Heroin is a dangerous drug that may cause a variety of health risks, including severe and potentially fatal overdoses. Therefore, it is essential to know the answer to the question “how much heroin does it take to overdose?”. If you or a loved suffer from a heroin overdose, heroin overdose treatment is necessary for your recovery.
How Much Heroin Does It Take to Overdose? It’s Hard to Tell
According to the National Institute on Drug Abuse, nearly 16,000 people die every year due to heroin overdoses. The frustrating thing about this situation is that these deaths would not have happened if individuals fully understood the dangers of heroin and how easy it is to fatally overdose.
Frustratingly, there is no known top-end dose for overdoses. Some people may tolerate doses that trigger overdoses in others. Lifelong users may never experience overdoses while a first-time experimenter falls into an overdose almost immediately. This unpredictably is just one reason why heroin is so dangerous and why rehab is so important.
What are the Factors in Overdoses?
Answering “how much heroin does it take to overdose?” is complicated because many factors influence this occurrence. For example, an educational website stated that the risk of overdose increases when a person mixes other substances at the same time. For example, someone using fentanyl and heroin is more likely to experience a dangerous overdose.

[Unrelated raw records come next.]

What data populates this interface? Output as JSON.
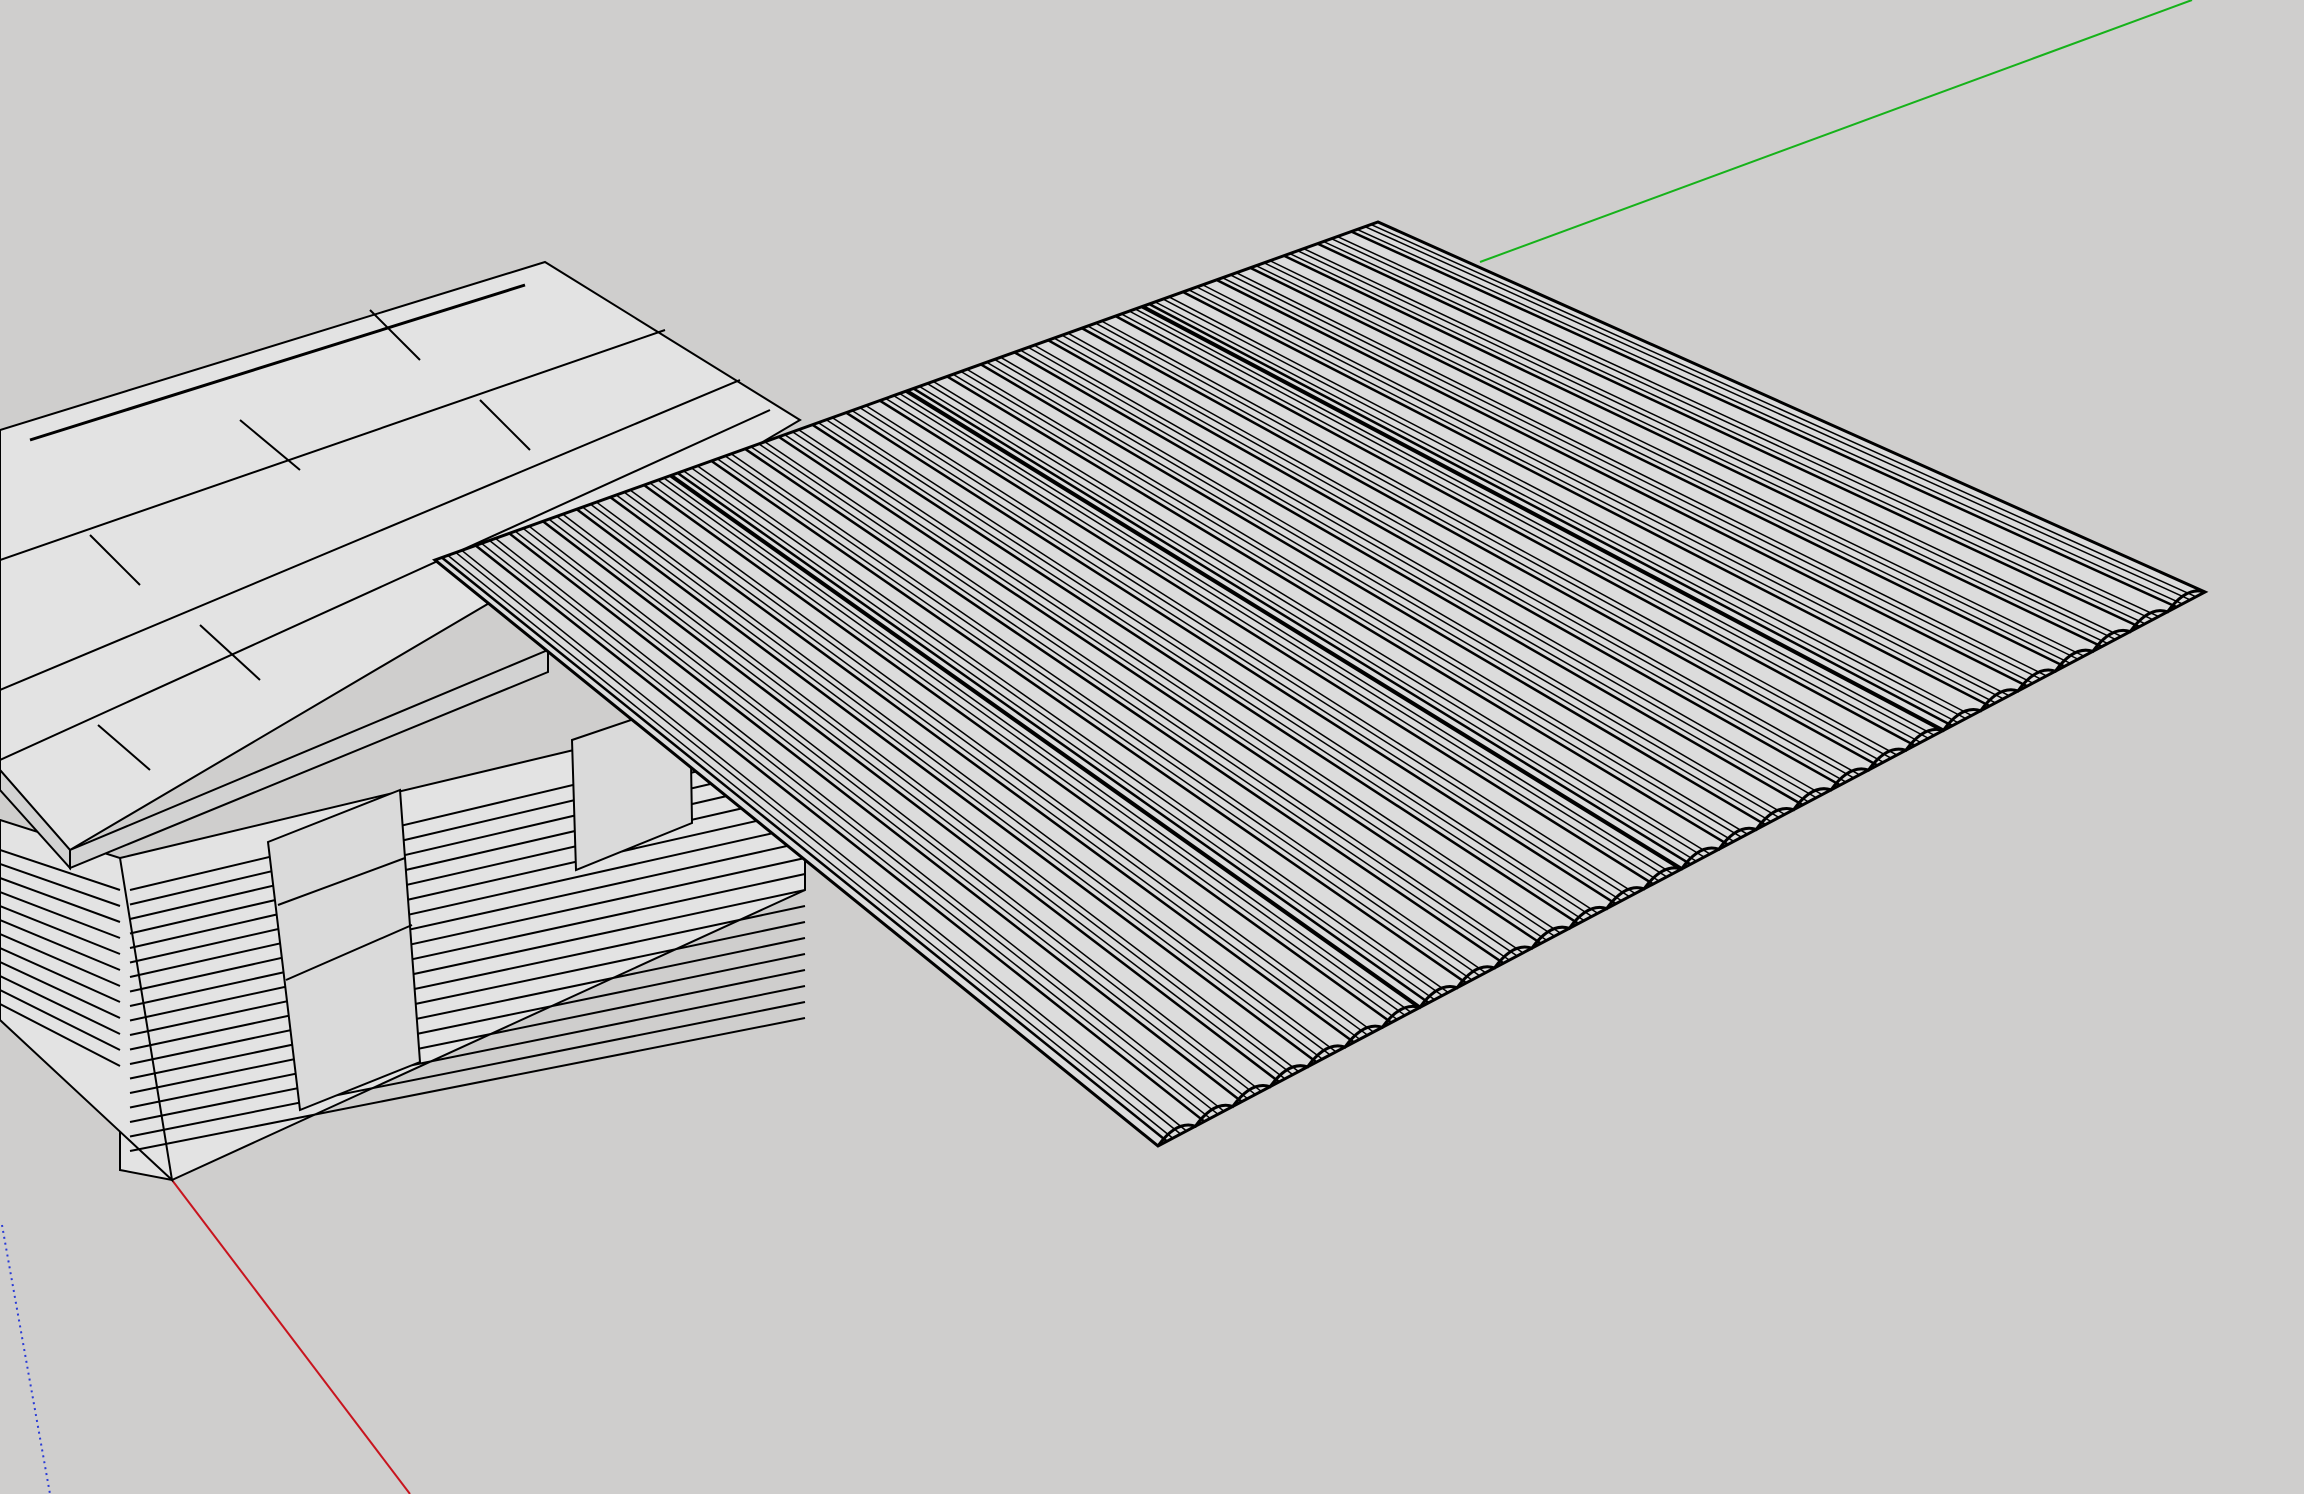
{
  "scene": {
    "background_color": "#cfcecd",
    "axis_colors": {
      "red": "#c8141e",
      "green": "#16b21a",
      "blue": "#2a3bd6"
    },
    "face_color": "#e3e3e3",
    "edge_color": "#000000",
    "objects": [
      "building",
      "corrugated-roof-sheet"
    ],
    "corrugated_sheet_ribs": 28
  }
}
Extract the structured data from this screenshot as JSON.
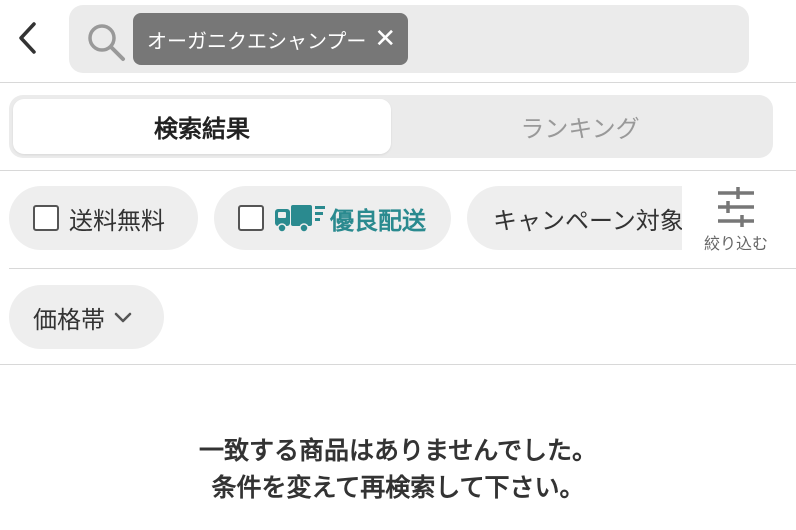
{
  "header": {
    "back_icon": "chevron-left-icon",
    "search_icon": "search-icon",
    "search_chip": {
      "label": "オーガニクエシャンプー",
      "clear_icon": "close-icon",
      "clear_glyph": "✕"
    }
  },
  "tabs": [
    {
      "label": "検索結果",
      "active": true
    },
    {
      "label": "ランキング",
      "active": false
    }
  ],
  "filters": {
    "free_shipping": {
      "label": "送料無料",
      "checked": false
    },
    "good_delivery": {
      "label": "優良配送",
      "checked": false,
      "icon": "truck-icon",
      "color": "#2a8a8f"
    },
    "campaign": {
      "label": "キャンペーン対象"
    },
    "refine": {
      "label": "絞り込む",
      "icon": "sliders-icon"
    },
    "price_range": {
      "label": "価格帯",
      "icon": "chevron-down-icon"
    }
  },
  "empty_state": {
    "line1": "一致する商品はありませんでした。",
    "line2": "条件を変えて再検索して下さい。"
  },
  "colors": {
    "chip_bg": "#777777",
    "search_bg": "#ebebeb",
    "pill_bg": "#eeeeee",
    "accent_teal": "#2a8a8f"
  }
}
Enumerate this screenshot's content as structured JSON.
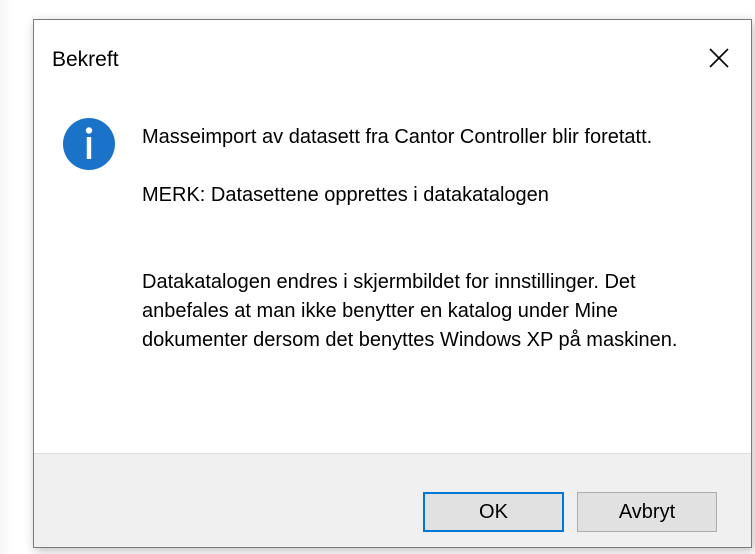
{
  "dialog": {
    "title": "Bekreft",
    "close_icon": "close-icon",
    "message_icon": "information-icon",
    "message": {
      "line1": "Masseimport av datasett fra Cantor Controller blir foretatt.",
      "merk": "MERK: Datasettene opprettes i datakatalogen",
      "detail": "Datakatalogen endres i skjermbildet for innstillinger. Det anbefales at man ikke benytter en katalog under Mine dokumenter dersom det benyttes Windows XP på maskinen."
    },
    "buttons": {
      "ok_label": "OK",
      "cancel_label": "Avbryt"
    }
  },
  "colors": {
    "info_icon": "#1a73c8",
    "default_button_border": "#0078d7",
    "footer_background": "#f0f0f0"
  }
}
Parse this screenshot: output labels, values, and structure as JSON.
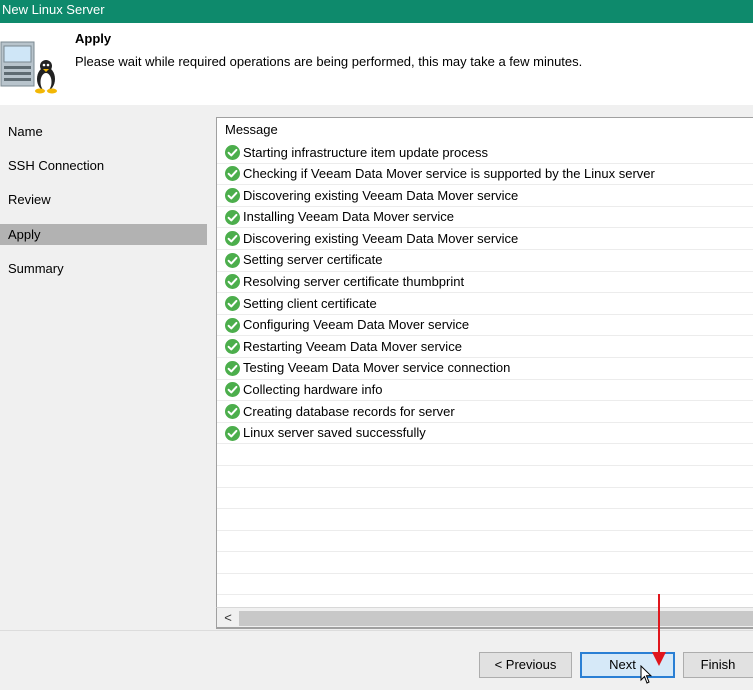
{
  "window": {
    "title": "New Linux Server"
  },
  "header": {
    "title": "Apply",
    "description": "Please wait while required operations are being performed, this may take a few minutes.",
    "icon": "linux-server-icon"
  },
  "sidebar": {
    "items": [
      {
        "label": "Name",
        "active": false
      },
      {
        "label": "SSH Connection",
        "active": false
      },
      {
        "label": "Review",
        "active": false
      },
      {
        "label": "Apply",
        "active": true
      },
      {
        "label": "Summary",
        "active": false
      }
    ]
  },
  "log": {
    "column_header": "Message",
    "status_icon": "success-check-icon",
    "rows": [
      {
        "message": "Starting infrastructure item update process"
      },
      {
        "message": "Checking if Veeam Data Mover service is supported by the Linux server"
      },
      {
        "message": "Discovering existing Veeam Data Mover service"
      },
      {
        "message": "Installing Veeam Data Mover service"
      },
      {
        "message": "Discovering existing Veeam Data Mover service"
      },
      {
        "message": "Setting server certificate"
      },
      {
        "message": "Resolving server certificate thumbprint"
      },
      {
        "message": "Setting client certificate"
      },
      {
        "message": "Configuring Veeam Data Mover service"
      },
      {
        "message": "Restarting Veeam Data Mover service"
      },
      {
        "message": "Testing Veeam Data Mover service connection"
      },
      {
        "message": "Collecting hardware info"
      },
      {
        "message": "Creating database records for server"
      },
      {
        "message": "Linux server saved successfully"
      }
    ],
    "empty_rows": 8
  },
  "scrollbar": {
    "left_arrow": "<"
  },
  "footer": {
    "previous_label": "< Previous",
    "next_label": "Next",
    "finish_label": "Finish"
  },
  "colors": {
    "titlebar": "#0e8a6c",
    "success": "#4cae4c",
    "active_step": "#b2b2b2",
    "annotation_arrow": "#e0161d",
    "next_button_border": "#2a7fd4"
  }
}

People are also more likely to experience an overdose if they use a large amount of a substance and aren’t sure where it originated. Heroin is often cut with many other materials, some of which are dangerous, and all of which can cause a variety of health issues. As a result, the risk of overdose may increase exponentially and put a person at an even higher risk of overdose.
Individual factors, such as a person’s size, metabolism, and their past use, can also influence overdose risk. A more significant person may tolerate a shot of heroin that may cause an overdose in a smaller person. Other people may overdose after quitting heroin and coming back to it at a level that they used in the past. Therefore, avoiding an overdose is a critical step for anyone who uses this substance.
How Can Overdoses Be Avoided?
While the answer to the question “how much heroin does it take to overdose?” may seem frustratingly vague, it is essential to know how to prevent this problem from occurring. Thankfully, people worried that this problem could minimize their risk in a variety of different ways. Steps that can help to decrease the risk of heroin overdose include how individuals can:
- Decrease Heroin Use – Cut back on the doses of heroin used every day to minimize the risk of overdose and to increase overall health.
- Find Medical Replacements – Many medical facilities provide high-quality replacement opiates that can decrease withdrawal symptoms and minimize overdose risk.
- Stop Abusing Heroin – This step is challenging because a person may fall into withdrawal symptoms that require professional help to manage appropriately.
- Get Help For Addiction – Reach out to a professional who understands how to streamline the rehabilitation process and who can ensure recovery goes smoothly.
The last step here is perhaps the most crucial one here. While some people can quit heroin cold turkey and eliminate their risk of overdose, others may need real help to overcome this situation. Thankfully, addiction counseling services and rehabilitation treatment centers provide the best care for those struggling with drug addiction.
Who Can Help With This Dangerous Problem?
You need to know the answer to the question “how much heroin does it take to overdose?” If you are in doubt, chances are you need help already. A drug addiction rehab center provides the support you need to recover. Learn valuable relapse prevention strategies. At Phoenix Rising, we provide sensitive care on a four-acre ranch that is designed to meet your unique cultural and religious needs. Our friendly and caring staff offers these programs:
- Drug Detox Treatment Program
- Executive Rehab Program
- Residential Treatment Program
- Dual Diagnosis Treatment Program
- 90 Day Rehab Program
These programs focus on your needs and the needs of others closest to you. Contact 855.376.6151 to regain control of your life.